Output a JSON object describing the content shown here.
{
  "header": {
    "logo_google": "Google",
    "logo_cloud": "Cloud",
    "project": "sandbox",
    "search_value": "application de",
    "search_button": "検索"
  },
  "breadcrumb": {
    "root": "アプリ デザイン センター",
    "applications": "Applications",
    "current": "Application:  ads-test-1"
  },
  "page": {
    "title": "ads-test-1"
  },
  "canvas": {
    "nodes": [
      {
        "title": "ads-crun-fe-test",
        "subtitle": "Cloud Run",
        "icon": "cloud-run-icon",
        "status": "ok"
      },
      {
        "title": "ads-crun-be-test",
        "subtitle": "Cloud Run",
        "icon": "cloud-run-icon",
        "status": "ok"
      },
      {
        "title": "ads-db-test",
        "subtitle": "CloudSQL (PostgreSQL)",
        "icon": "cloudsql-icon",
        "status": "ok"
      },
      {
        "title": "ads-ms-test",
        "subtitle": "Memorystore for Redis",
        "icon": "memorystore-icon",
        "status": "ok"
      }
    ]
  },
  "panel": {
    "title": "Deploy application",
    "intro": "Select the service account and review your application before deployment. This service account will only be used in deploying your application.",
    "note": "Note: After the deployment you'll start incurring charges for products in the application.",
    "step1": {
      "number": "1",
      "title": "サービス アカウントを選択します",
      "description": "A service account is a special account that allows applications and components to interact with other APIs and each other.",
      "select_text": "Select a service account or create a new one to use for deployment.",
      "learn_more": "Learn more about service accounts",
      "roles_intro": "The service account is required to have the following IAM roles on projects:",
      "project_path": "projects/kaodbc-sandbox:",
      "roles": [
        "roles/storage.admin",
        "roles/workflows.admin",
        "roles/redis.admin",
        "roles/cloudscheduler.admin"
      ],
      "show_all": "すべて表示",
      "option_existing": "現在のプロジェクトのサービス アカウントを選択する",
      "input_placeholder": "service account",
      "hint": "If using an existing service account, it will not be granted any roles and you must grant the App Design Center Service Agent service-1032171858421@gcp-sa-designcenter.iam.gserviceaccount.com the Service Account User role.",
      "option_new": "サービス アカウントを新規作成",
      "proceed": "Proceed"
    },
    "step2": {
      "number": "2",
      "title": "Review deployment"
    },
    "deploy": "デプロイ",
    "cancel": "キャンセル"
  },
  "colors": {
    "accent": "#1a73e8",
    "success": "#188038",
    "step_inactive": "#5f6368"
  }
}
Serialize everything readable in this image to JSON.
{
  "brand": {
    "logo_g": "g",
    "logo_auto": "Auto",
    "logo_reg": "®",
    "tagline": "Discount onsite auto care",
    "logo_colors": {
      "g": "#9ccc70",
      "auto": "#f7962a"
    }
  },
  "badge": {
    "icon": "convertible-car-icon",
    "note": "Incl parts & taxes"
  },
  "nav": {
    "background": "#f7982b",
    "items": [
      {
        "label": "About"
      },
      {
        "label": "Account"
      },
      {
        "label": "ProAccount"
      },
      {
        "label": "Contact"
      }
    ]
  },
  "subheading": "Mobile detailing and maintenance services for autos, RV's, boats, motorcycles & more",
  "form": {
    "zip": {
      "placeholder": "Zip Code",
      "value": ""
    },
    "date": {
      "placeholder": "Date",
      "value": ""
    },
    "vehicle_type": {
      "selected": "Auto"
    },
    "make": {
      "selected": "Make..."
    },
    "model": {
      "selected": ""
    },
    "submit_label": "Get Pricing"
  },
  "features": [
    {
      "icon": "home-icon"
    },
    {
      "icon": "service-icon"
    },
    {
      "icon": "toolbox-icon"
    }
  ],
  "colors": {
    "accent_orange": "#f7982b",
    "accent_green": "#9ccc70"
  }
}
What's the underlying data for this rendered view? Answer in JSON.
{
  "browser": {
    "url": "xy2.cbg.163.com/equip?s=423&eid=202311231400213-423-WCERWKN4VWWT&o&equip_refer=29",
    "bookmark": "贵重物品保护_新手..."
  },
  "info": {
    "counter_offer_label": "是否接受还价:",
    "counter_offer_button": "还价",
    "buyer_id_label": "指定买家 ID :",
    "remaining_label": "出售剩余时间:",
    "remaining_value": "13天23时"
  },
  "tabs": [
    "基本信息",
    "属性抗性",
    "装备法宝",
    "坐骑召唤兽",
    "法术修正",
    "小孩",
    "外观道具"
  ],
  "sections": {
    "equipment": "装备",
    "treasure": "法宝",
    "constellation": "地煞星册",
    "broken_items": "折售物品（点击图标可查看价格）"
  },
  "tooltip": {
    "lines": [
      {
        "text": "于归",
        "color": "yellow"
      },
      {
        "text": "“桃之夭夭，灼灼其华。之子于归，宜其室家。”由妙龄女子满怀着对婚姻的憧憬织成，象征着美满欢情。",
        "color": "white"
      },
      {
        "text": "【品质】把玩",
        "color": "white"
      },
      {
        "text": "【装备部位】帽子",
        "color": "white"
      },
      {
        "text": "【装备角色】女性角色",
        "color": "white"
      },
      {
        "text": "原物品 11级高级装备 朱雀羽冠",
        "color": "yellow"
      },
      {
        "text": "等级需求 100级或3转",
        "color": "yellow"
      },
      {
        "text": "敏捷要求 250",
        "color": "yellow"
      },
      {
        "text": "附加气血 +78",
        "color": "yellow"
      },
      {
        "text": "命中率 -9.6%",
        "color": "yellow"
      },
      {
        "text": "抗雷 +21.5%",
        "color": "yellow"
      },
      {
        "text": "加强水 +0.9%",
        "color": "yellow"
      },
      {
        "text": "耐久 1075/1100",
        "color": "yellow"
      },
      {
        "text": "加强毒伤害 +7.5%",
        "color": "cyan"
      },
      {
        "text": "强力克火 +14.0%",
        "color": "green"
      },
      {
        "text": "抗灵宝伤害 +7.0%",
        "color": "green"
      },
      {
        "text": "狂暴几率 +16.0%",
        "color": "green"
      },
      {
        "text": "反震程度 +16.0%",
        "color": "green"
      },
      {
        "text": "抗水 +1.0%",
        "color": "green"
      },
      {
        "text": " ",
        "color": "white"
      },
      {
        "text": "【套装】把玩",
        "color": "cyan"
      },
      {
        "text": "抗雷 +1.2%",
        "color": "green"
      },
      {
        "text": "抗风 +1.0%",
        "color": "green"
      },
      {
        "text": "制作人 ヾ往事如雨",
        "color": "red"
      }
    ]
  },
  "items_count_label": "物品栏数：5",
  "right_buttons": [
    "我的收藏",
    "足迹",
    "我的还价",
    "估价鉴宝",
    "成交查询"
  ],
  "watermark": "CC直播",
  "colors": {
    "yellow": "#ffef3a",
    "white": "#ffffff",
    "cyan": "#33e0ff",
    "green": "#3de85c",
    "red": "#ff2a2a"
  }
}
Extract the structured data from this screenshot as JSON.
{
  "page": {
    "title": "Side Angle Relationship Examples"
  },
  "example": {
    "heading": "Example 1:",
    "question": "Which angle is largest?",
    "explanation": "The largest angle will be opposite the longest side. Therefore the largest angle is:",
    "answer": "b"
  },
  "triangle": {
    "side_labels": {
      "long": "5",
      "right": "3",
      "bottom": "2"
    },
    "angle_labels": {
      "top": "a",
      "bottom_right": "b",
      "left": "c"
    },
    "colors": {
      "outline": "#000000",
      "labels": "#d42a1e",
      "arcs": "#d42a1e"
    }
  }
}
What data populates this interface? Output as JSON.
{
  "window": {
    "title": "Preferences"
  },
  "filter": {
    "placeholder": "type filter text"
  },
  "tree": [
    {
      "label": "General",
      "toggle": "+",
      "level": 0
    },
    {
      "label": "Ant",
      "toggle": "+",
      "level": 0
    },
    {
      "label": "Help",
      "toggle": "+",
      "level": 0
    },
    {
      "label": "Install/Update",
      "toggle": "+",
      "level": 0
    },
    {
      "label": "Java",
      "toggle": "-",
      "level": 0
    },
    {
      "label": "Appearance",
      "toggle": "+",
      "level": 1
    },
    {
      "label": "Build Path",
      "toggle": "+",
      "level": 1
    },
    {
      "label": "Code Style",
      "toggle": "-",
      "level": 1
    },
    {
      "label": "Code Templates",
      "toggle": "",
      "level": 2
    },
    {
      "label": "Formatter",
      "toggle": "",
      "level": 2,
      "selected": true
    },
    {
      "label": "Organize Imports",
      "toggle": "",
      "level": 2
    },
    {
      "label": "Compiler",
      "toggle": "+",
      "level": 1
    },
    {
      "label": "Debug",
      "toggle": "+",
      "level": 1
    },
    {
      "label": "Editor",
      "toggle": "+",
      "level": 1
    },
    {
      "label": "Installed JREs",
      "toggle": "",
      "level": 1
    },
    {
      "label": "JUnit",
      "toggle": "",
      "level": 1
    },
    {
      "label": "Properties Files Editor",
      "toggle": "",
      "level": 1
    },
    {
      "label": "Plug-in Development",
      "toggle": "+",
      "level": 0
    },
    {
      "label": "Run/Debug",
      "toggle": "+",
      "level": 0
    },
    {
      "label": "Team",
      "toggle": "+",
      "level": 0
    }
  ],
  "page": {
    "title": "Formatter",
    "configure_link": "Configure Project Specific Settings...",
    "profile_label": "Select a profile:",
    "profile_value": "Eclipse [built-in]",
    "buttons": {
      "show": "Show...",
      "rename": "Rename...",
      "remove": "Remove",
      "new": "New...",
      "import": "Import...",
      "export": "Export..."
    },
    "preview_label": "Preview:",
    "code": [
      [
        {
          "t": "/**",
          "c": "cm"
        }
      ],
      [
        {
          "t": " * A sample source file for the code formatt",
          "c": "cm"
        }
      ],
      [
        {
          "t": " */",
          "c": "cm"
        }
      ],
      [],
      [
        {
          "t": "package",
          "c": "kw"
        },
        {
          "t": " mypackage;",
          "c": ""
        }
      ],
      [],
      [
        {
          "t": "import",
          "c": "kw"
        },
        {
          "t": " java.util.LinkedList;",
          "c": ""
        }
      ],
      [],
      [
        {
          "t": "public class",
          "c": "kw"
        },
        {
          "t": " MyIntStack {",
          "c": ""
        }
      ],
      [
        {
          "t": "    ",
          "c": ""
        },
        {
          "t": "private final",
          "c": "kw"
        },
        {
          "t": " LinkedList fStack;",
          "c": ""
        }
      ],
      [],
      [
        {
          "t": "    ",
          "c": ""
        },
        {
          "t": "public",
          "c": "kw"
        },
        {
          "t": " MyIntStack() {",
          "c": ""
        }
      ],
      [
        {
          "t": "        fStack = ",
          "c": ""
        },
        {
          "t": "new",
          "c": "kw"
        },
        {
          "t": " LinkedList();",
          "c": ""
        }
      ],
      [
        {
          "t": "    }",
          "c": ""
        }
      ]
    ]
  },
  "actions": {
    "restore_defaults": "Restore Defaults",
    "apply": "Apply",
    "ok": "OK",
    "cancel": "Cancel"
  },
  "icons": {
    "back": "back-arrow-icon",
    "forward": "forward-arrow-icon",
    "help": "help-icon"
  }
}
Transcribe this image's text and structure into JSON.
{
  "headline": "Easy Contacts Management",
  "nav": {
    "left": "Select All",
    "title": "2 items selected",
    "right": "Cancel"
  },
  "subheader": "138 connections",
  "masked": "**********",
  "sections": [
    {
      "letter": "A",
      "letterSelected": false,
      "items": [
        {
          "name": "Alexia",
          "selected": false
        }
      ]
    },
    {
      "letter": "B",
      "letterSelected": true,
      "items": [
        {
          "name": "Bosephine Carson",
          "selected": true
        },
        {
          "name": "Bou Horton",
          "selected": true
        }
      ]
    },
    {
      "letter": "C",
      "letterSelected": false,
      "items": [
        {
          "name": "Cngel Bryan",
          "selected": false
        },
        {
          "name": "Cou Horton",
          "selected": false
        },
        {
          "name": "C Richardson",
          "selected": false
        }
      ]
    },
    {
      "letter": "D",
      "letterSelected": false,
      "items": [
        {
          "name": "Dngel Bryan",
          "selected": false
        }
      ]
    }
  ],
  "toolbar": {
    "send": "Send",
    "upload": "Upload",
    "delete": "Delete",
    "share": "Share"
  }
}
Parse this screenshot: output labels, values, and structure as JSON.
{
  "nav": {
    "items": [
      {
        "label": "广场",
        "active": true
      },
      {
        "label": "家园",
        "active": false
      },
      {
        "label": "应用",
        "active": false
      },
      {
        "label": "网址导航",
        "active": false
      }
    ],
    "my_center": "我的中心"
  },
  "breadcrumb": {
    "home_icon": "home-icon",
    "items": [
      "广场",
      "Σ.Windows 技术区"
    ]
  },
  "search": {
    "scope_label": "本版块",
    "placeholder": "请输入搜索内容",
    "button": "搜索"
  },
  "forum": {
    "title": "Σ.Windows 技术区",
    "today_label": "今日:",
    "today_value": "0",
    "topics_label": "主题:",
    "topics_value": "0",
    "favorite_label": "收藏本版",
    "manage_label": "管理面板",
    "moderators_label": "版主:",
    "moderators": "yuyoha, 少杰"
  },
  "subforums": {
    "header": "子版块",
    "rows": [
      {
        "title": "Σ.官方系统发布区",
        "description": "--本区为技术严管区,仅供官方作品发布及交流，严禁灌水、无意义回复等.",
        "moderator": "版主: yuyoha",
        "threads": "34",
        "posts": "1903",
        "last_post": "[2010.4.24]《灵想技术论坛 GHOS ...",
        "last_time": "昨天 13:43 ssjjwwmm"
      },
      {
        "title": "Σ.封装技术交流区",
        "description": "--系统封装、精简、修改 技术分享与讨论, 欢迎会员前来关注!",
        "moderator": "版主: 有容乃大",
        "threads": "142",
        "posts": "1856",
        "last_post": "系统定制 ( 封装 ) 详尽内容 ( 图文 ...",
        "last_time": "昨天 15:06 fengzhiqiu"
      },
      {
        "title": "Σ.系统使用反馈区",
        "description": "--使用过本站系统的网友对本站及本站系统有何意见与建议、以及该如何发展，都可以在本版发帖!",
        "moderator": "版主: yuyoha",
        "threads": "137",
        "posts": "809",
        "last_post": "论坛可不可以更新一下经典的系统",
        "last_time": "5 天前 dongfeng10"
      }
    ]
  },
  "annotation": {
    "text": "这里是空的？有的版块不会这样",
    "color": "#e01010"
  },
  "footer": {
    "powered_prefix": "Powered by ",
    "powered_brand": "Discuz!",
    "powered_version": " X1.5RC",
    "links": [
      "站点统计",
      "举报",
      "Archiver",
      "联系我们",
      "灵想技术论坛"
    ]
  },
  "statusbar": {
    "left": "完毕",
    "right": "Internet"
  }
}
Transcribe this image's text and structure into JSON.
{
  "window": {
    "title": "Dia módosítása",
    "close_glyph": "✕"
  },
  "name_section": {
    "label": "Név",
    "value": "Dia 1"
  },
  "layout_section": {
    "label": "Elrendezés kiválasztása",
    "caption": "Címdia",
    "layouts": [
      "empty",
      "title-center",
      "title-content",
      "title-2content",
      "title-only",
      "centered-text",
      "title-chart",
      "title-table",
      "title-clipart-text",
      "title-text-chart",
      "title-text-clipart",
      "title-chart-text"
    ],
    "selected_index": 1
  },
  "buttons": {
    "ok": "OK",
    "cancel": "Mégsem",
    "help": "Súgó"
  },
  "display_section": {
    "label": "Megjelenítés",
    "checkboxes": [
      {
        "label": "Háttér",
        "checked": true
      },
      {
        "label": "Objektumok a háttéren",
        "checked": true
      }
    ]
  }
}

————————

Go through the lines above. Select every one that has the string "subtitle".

**TASK RESPONSE**.
        "subtitle": "Cloud Run",
        "subtitle": "Cloud Run",
        "subtitle": "CloudSQL (PostgreSQL)",
        "subtitle": "Memorystore for Redis",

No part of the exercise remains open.